## DIRECTIONS FOR THIS TASK
Give back the full set of entries exactly, keeping each line intact.

## RECORDS

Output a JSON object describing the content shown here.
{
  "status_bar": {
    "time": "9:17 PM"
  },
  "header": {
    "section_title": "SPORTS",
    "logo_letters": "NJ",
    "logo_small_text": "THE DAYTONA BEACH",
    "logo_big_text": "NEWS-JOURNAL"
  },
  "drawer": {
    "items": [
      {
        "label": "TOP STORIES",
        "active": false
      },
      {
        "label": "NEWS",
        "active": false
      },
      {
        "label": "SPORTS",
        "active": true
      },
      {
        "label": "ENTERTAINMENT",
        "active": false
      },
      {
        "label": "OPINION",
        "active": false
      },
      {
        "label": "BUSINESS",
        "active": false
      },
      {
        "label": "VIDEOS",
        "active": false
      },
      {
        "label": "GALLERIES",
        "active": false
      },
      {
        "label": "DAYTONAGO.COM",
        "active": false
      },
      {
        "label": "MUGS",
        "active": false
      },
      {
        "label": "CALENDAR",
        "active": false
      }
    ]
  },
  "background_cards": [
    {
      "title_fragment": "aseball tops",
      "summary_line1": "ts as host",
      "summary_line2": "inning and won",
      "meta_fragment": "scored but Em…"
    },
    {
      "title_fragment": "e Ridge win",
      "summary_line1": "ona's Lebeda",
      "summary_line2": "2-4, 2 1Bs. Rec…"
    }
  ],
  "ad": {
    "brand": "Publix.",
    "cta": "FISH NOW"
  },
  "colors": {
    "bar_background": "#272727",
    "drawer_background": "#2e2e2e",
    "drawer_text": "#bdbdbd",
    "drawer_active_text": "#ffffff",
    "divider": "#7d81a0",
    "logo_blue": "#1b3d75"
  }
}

## EXERCISE SOLUTION
Output a JSON object describing the content shown here.
{
  "status_bar": {
    "time": "9:17 PM"
  },
  "header": {
    "section_title": "SPORTS",
    "logo_letters": "NJ",
    "logo_small_text": "THE DAYTONA BEACH",
    "logo_big_text": "NEWS-JOURNAL"
  },
  "drawer": {
    "items": [
      {
        "label": "TOP STORIES",
        "active": false
      },
      {
        "label": "NEWS",
        "active": false
      },
      {
        "label": "SPORTS",
        "active": true
      },
      {
        "label": "ENTERTAINMENT",
        "active": false
      },
      {
        "label": "OPINION",
        "active": false
      },
      {
        "label": "BUSINESS",
        "active": false
      },
      {
        "label": "VIDEOS",
        "active": false
      },
      {
        "label": "GALLERIES",
        "active": false
      },
      {
        "label": "DAYTONAGO.COM",
        "active": false
      },
      {
        "label": "MUGS",
        "active": false
      },
      {
        "label": "CALENDAR",
        "active": false
      }
    ]
  },
  "background_cards": [
    {
      "title_fragment": "aseball tops",
      "summary_line1": "ts as host",
      "summary_line2": "inning and won",
      "meta_fragment": "scored but Em…"
    },
    {
      "title_fragment": "e Ridge win",
      "summary_line1": "ona's Lebeda",
      "summary_line2": "2-4, 2 1Bs. Rec…"
    }
  ],
  "ad": {
    "brand": "Publix.",
    "cta": "FISH NOW"
  },
  "colors": {
    "bar_background": "#272727",
    "drawer_background": "#2e2e2e",
    "drawer_text": "#bdbdbd",
    "drawer_active_text": "#ffffff",
    "divider": "#7d81a0",
    "logo_blue": "#1b3d75"
  }
}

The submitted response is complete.